[Start of section]

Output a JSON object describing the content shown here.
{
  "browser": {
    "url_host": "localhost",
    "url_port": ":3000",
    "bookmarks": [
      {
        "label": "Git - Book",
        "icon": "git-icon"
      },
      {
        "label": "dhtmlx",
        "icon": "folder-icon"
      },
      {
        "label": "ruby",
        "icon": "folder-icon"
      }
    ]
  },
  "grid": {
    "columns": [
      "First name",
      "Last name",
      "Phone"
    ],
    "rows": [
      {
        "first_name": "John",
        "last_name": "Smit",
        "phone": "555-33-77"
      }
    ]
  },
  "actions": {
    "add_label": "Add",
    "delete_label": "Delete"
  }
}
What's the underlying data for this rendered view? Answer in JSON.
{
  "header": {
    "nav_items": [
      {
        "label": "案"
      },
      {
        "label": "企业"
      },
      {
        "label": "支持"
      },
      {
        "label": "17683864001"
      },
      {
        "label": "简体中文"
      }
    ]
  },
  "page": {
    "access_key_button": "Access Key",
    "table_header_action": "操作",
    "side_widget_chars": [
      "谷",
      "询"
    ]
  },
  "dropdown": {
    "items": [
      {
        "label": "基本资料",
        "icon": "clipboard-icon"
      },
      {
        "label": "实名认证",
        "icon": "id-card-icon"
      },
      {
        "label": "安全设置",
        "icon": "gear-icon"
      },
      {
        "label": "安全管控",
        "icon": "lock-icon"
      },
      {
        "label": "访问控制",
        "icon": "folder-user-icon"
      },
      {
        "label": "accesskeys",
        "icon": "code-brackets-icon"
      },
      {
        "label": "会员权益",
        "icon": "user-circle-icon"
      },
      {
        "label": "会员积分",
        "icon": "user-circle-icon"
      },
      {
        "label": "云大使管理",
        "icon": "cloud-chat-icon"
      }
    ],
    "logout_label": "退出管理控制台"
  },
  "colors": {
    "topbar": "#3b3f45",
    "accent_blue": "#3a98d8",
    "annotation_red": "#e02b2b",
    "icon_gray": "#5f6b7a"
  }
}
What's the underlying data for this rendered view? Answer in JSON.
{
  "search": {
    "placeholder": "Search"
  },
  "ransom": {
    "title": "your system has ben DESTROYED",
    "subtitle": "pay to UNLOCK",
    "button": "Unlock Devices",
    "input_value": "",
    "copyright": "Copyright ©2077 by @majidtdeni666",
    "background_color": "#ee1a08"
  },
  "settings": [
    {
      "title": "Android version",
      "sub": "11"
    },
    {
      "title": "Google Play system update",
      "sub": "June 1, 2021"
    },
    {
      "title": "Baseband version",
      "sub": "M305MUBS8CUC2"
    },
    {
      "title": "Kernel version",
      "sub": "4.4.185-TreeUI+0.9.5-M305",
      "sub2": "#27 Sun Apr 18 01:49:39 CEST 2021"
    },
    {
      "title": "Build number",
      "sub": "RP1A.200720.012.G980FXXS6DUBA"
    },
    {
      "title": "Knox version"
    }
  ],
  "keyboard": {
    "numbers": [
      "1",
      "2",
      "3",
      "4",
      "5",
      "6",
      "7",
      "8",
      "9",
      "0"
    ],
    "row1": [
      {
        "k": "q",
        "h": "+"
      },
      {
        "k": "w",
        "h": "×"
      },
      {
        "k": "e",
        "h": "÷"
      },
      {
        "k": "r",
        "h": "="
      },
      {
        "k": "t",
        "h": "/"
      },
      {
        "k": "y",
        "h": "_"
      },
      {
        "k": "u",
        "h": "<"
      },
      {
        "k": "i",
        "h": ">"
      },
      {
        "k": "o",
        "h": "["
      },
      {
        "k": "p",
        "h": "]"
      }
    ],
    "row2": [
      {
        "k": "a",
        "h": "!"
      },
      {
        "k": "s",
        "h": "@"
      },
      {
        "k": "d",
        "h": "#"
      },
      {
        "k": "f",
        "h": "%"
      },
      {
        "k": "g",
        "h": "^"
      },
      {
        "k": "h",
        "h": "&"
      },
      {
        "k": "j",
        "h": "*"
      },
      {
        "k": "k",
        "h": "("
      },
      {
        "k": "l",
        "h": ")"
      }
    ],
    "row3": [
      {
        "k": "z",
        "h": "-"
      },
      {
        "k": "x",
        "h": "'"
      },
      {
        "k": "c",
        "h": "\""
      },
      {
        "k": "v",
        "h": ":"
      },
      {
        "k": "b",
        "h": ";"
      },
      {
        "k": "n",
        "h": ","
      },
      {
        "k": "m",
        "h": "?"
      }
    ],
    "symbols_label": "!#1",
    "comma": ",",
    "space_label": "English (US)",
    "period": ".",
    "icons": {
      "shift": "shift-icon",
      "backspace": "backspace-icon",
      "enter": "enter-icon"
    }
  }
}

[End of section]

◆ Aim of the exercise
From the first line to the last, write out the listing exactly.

◆ Problem solution
Output a JSON object describing the content shown here.
{
  "browser": {
    "url_host": "localhost",
    "url_port": ":3000",
    "bookmarks": [
      {
        "label": "Git - Book",
        "icon": "git-icon"
      },
      {
        "label": "dhtmlx",
        "icon": "folder-icon"
      },
      {
        "label": "ruby",
        "icon": "folder-icon"
      }
    ]
  },
  "grid": {
    "columns": [
      "First name",
      "Last name",
      "Phone"
    ],
    "rows": [
      {
        "first_name": "John",
        "last_name": "Smit",
        "phone": "555-33-77"
      }
    ]
  },
  "actions": {
    "add_label": "Add",
    "delete_label": "Delete"
  }
}
What's the underlying data for this rendered view? Answer in JSON.
{
  "header": {
    "nav_items": [
      {
        "label": "案"
      },
      {
        "label": "企业"
      },
      {
        "label": "支持"
      },
      {
        "label": "17683864001"
      },
      {
        "label": "简体中文"
      }
    ]
  },
  "page": {
    "access_key_button": "Access Key",
    "table_header_action": "操作",
    "side_widget_chars": [
      "谷",
      "询"
    ]
  },
  "dropdown": {
    "items": [
      {
        "label": "基本资料",
        "icon": "clipboard-icon"
      },
      {
        "label": "实名认证",
        "icon": "id-card-icon"
      },
      {
        "label": "安全设置",
        "icon": "gear-icon"
      },
      {
        "label": "安全管控",
        "icon": "lock-icon"
      },
      {
        "label": "访问控制",
        "icon": "folder-user-icon"
      },
      {
        "label": "accesskeys",
        "icon": "code-brackets-icon"
      },
      {
        "label": "会员权益",
        "icon": "user-circle-icon"
      },
      {
        "label": "会员积分",
        "icon": "user-circle-icon"
      },
      {
        "label": "云大使管理",
        "icon": "cloud-chat-icon"
      }
    ],
    "logout_label": "退出管理控制台"
  },
  "colors": {
    "topbar": "#3b3f45",
    "accent_blue": "#3a98d8",
    "annotation_red": "#e02b2b",
    "icon_gray": "#5f6b7a"
  }
}
What's the underlying data for this rendered view? Answer in JSON.
{
  "search": {
    "placeholder": "Search"
  },
  "ransom": {
    "title": "your system has ben DESTROYED",
    "subtitle": "pay to UNLOCK",
    "button": "Unlock Devices",
    "input_value": "",
    "copyright": "Copyright ©2077 by @majidtdeni666",
    "background_color": "#ee1a08"
  },
  "settings": [
    {
      "title": "Android version",
      "sub": "11"
    },
    {
      "title": "Google Play system update",
      "sub": "June 1, 2021"
    },
    {
      "title": "Baseband version",
      "sub": "M305MUBS8CUC2"
    },
    {
      "title": "Kernel version",
      "sub": "4.4.185-TreeUI+0.9.5-M305",
      "sub2": "#27 Sun Apr 18 01:49:39 CEST 2021"
    },
    {
      "title": "Build number",
      "sub": "RP1A.200720.012.G980FXXS6DUBA"
    },
    {
      "title": "Knox version"
    }
  ],
  "keyboard": {
    "numbers": [
      "1",
      "2",
      "3",
      "4",
      "5",
      "6",
      "7",
      "8",
      "9",
      "0"
    ],
    "row1": [
      {
        "k": "q",
        "h": "+"
      },
      {
        "k": "w",
        "h": "×"
      },
      {
        "k": "e",
        "h": "÷"
      },
      {
        "k": "r",
        "h": "="
      },
      {
        "k": "t",
        "h": "/"
      },
      {
        "k": "y",
        "h": "_"
      },
      {
        "k": "u",
        "h": "<"
      },
      {
        "k": "i",
        "h": ">"
      },
      {
        "k": "o",
        "h": "["
      },
      {
        "k": "p",
        "h": "]"
      }
    ],
    "row2": [
      {
        "k": "a",
        "h": "!"
      },
      {
        "k": "s",
        "h": "@"
      },
      {
        "k": "d",
        "h": "#"
      },
      {
        "k": "f",
        "h": "%"
      },
      {
        "k": "g",
        "h": "^"
      },
      {
        "k": "h",
        "h": "&"
      },
      {
        "k": "j",
        "h": "*"
      },
      {
        "k": "k",
        "h": "("
      },
      {
        "k": "l",
        "h": ")"
      }
    ],
    "row3": [
      {
        "k": "z",
        "h": "-"
      },
      {
        "k": "x",
        "h": "'"
      },
      {
        "k": "c",
        "h": "\""
      },
      {
        "k": "v",
        "h": ":"
      },
      {
        "k": "b",
        "h": ";"
      },
      {
        "k": "n",
        "h": ","
      },
      {
        "k": "m",
        "h": "?"
      }
    ],
    "symbols_label": "!#1",
    "comma": ",",
    "space_label": "English (US)",
    "period": ".",
    "icons": {
      "shift": "shift-icon",
      "backspace": "backspace-icon",
      "enter": "enter-icon"
    }
  }
}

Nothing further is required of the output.